(Component data from apps and pages)
>>>
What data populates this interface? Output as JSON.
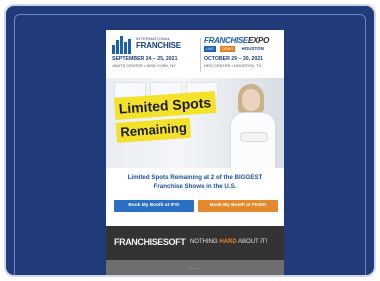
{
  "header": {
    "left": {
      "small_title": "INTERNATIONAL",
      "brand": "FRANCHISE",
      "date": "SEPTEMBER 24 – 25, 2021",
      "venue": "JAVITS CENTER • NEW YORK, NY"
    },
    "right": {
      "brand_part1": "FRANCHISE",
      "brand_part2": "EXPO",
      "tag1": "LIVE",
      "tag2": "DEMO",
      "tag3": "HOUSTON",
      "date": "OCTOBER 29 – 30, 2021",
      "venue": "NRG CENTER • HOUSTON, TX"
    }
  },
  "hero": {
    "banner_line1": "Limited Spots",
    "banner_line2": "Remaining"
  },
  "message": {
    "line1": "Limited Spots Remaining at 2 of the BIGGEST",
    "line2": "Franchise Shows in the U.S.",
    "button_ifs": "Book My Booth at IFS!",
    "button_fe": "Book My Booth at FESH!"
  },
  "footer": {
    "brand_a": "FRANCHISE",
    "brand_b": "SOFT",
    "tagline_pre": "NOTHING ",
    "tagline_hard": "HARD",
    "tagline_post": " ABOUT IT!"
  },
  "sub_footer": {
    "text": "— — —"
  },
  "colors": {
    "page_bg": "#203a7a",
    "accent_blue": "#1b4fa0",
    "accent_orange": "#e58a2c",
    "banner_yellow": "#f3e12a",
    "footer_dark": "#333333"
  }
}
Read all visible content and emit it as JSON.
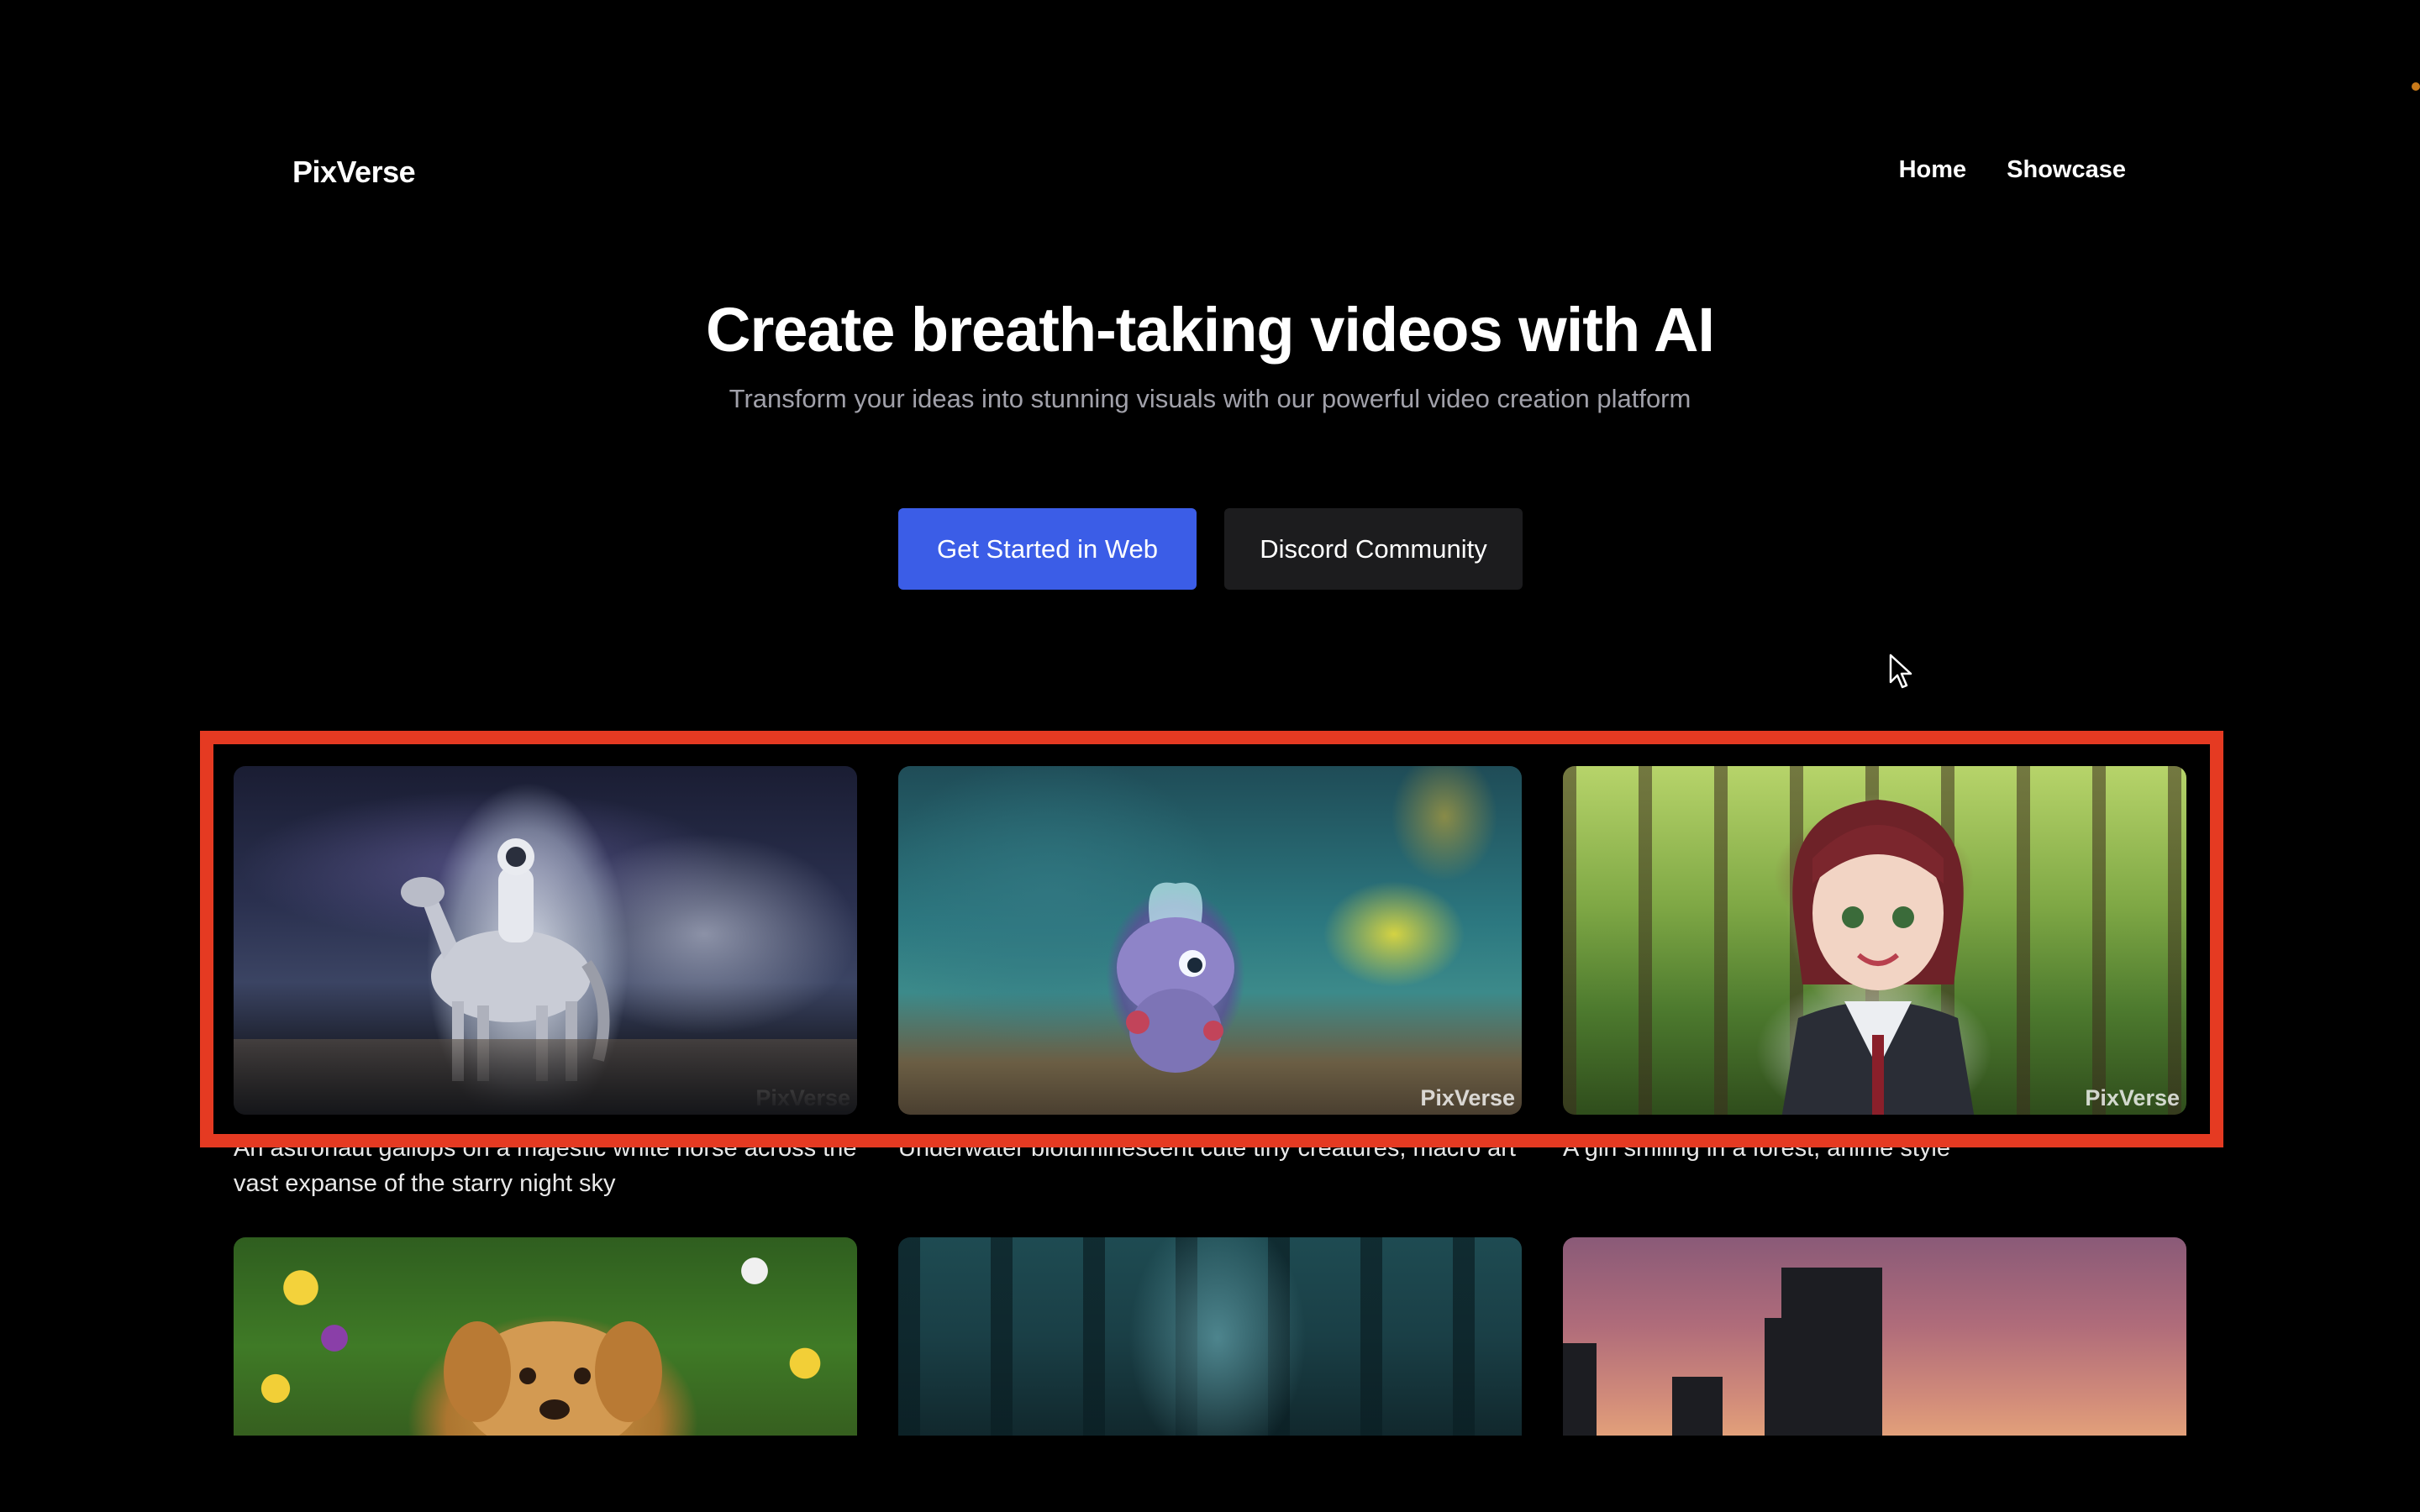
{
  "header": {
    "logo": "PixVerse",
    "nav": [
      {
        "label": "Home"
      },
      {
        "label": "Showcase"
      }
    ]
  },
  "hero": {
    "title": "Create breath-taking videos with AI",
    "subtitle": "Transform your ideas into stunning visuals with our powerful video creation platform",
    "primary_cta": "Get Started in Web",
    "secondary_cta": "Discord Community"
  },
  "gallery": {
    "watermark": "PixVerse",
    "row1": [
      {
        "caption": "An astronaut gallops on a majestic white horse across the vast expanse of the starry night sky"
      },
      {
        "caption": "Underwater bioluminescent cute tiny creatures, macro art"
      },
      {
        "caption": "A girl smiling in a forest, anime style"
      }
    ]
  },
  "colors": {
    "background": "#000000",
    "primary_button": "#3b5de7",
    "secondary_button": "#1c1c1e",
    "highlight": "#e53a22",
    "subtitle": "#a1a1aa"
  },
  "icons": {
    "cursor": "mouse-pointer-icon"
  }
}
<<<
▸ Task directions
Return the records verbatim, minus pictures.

▸ Answer space
What data populates this interface? Output as JSON.
{
  "header": {
    "left": {
      "small_title": "INTERNATIONAL",
      "brand": "FRANCHISE",
      "date": "SEPTEMBER 24 – 25, 2021",
      "venue": "JAVITS CENTER • NEW YORK, NY"
    },
    "right": {
      "brand_part1": "FRANCHISE",
      "brand_part2": "EXPO",
      "tag1": "LIVE",
      "tag2": "DEMO",
      "tag3": "HOUSTON",
      "date": "OCTOBER 29 – 30, 2021",
      "venue": "NRG CENTER • HOUSTON, TX"
    }
  },
  "hero": {
    "banner_line1": "Limited Spots",
    "banner_line2": "Remaining"
  },
  "message": {
    "line1": "Limited Spots Remaining at 2 of the BIGGEST",
    "line2": "Franchise Shows in the U.S.",
    "button_ifs": "Book My Booth at IFS!",
    "button_fe": "Book My Booth at FESH!"
  },
  "footer": {
    "brand_a": "FRANCHISE",
    "brand_b": "SOFT",
    "tagline_pre": "NOTHING ",
    "tagline_hard": "HARD",
    "tagline_post": " ABOUT IT!"
  },
  "sub_footer": {
    "text": "— — —"
  },
  "colors": {
    "page_bg": "#203a7a",
    "accent_blue": "#1b4fa0",
    "accent_orange": "#e58a2c",
    "banner_yellow": "#f3e12a",
    "footer_dark": "#333333"
  }
}
Read all visible content and emit it as JSON.
{
  "header": {
    "logo": "PixVerse",
    "nav": [
      {
        "label": "Home"
      },
      {
        "label": "Showcase"
      }
    ]
  },
  "hero": {
    "title": "Create breath-taking videos with AI",
    "subtitle": "Transform your ideas into stunning visuals with our powerful video creation platform",
    "primary_cta": "Get Started in Web",
    "secondary_cta": "Discord Community"
  },
  "gallery": {
    "watermark": "PixVerse",
    "row1": [
      {
        "caption": "An astronaut gallops on a majestic white horse across the vast expanse of the starry night sky"
      },
      {
        "caption": "Underwater bioluminescent cute tiny creatures, macro art"
      },
      {
        "caption": "A girl smiling in a forest, anime style"
      }
    ]
  },
  "colors": {
    "background": "#000000",
    "primary_button": "#3b5de7",
    "secondary_button": "#1c1c1e",
    "highlight": "#e53a22",
    "subtitle": "#a1a1aa"
  },
  "icons": {
    "cursor": "mouse-pointer-icon"
  }
}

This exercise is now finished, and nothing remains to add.